VICTORIA – New Democrats introduced legislation on Wednesday that would modernize public participation in our democracy by allowing for electronic petitions to government.

“Passing this legislation would mean the public would have another, more modern, way to participate in our democracy by allowing people to add their name online to petitions and be heard by government,” said new Democrat MLA Jane Shin.

Currently, only paper-based petitions can be brought forward to be tabled in the B.C. Legislature. Shin noted that similar electronic petition legislation introduced by federal New Democrat MP Kennedy Stewart passed unanimously in the House of Commons earlier this month.

“It is my hope that British Columbia will follow Ottawa’s lead in modernizing our procedures around public participation,” said Shin. “I look forward to canvassing all MLAs in British Columbia over the coming weeks for their support of this legislation.”

Along with Shin’s Electronic Petitions Act, New Democrats also introduced campaign financing reform legislation for both provincial and municipal elections.

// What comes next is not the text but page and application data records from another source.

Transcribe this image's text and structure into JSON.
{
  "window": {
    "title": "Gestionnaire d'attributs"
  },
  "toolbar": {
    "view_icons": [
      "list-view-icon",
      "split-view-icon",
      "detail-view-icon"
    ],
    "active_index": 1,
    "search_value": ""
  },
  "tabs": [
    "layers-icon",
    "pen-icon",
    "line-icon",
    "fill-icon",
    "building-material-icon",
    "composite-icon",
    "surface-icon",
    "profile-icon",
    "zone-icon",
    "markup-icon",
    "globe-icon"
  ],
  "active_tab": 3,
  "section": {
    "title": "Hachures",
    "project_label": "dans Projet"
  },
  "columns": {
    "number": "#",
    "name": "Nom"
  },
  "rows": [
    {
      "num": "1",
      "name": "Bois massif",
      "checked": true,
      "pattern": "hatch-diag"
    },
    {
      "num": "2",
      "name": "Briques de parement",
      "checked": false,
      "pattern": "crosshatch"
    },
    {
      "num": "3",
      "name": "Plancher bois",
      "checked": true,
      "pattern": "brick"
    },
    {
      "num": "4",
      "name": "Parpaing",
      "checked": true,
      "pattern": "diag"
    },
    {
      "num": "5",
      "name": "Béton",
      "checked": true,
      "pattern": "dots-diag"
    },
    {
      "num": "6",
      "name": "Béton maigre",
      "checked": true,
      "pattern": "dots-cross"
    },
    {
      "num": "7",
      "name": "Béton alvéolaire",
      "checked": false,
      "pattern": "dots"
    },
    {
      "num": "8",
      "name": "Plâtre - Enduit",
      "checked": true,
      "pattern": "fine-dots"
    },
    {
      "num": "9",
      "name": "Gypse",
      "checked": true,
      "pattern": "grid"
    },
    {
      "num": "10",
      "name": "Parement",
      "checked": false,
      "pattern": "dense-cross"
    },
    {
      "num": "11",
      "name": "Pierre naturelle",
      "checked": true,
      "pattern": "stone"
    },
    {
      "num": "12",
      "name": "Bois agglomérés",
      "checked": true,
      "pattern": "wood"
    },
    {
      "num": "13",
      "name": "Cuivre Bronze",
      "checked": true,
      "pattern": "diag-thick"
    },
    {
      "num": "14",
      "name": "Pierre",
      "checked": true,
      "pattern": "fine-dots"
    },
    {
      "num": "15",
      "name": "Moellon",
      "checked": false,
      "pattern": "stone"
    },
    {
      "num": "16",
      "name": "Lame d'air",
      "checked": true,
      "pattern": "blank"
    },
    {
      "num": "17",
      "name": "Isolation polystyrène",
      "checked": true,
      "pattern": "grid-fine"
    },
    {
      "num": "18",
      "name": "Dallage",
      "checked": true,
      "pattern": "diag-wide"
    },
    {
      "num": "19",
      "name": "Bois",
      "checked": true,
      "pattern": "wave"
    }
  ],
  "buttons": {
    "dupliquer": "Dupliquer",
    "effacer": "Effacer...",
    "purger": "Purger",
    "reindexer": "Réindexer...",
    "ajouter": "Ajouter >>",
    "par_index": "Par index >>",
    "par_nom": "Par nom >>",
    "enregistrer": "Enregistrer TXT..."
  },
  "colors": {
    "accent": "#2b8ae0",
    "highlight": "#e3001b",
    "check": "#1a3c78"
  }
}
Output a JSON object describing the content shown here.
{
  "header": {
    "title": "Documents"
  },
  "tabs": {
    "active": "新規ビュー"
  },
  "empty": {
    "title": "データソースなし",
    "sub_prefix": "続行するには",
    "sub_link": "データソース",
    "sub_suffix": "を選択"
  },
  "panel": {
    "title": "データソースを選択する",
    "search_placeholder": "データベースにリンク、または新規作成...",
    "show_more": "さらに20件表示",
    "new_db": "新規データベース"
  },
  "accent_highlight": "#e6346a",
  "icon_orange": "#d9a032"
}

Gary Holman, New Democrat spokesperson for democratic reform said, “These bills add to the suite of legislation introduced by New Democrats this session that would make government work better, and be more accountable.”

Holman singled out a bill introduced in February that would allow for 16 and 17-year-olds to pre-register to vote so they are automatically on the voters list when they turn 18.

“The B.C. Liberals failed to include youth voter pre-registration in in some minor election reforms that they introduced on Tuesday. Passing our bill would encourage more young people to vote,” said Holman.

“British Columbians are becoming more and more disillusioned with government and it is the responsibility of elected officials to turn things around, and bring openness and integrity back to our democracy.”